─── Given information
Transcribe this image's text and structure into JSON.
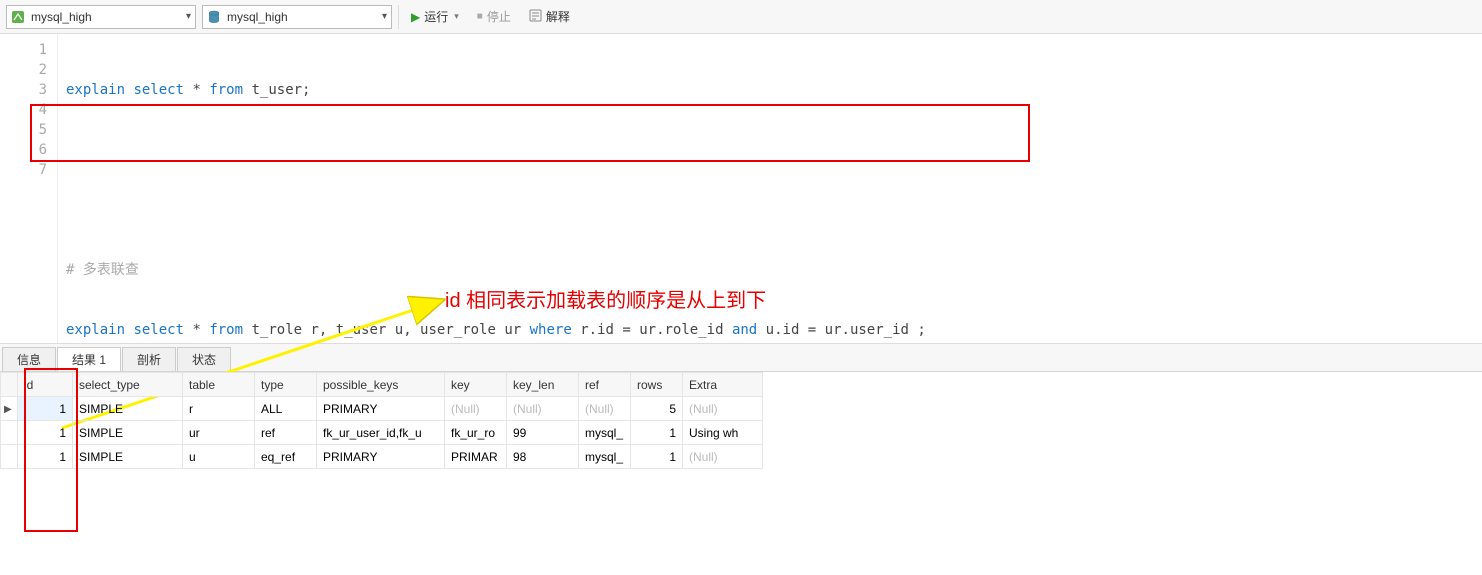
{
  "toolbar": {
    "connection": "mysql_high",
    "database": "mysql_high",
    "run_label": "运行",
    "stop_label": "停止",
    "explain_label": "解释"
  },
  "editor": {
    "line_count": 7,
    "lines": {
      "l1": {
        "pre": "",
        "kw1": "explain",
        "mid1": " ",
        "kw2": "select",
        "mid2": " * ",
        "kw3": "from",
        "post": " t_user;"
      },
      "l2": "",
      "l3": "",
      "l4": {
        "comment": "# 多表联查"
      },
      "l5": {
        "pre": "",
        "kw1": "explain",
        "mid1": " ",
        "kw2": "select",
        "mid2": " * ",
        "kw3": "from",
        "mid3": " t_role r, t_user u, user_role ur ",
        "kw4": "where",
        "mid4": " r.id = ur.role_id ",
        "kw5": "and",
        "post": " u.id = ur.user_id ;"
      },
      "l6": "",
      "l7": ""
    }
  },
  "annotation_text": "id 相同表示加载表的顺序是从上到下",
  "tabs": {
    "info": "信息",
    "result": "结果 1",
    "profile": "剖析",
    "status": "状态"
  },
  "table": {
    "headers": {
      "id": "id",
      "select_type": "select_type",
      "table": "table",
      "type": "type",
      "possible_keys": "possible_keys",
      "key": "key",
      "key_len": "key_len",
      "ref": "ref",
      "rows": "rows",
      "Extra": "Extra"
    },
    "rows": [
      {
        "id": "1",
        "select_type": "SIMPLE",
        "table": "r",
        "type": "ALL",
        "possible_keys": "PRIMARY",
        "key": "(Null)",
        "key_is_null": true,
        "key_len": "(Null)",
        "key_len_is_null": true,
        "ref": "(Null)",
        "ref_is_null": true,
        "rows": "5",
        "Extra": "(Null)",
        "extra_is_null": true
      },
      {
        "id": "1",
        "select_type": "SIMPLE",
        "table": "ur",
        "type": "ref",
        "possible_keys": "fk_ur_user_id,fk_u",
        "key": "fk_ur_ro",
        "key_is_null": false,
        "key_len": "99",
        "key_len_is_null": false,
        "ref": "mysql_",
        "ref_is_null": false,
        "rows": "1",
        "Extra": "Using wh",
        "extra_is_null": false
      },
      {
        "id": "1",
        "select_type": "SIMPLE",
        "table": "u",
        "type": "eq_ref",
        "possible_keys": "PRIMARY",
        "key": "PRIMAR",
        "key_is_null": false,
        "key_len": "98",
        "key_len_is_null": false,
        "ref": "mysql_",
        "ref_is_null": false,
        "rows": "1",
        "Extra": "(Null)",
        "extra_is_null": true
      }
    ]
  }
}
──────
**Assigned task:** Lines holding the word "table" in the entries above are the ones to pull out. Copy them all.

**Output for this exercise:**
  "table": {
      "table": "table",
        "table": "r",
        "table": "ur",
        "table": "u",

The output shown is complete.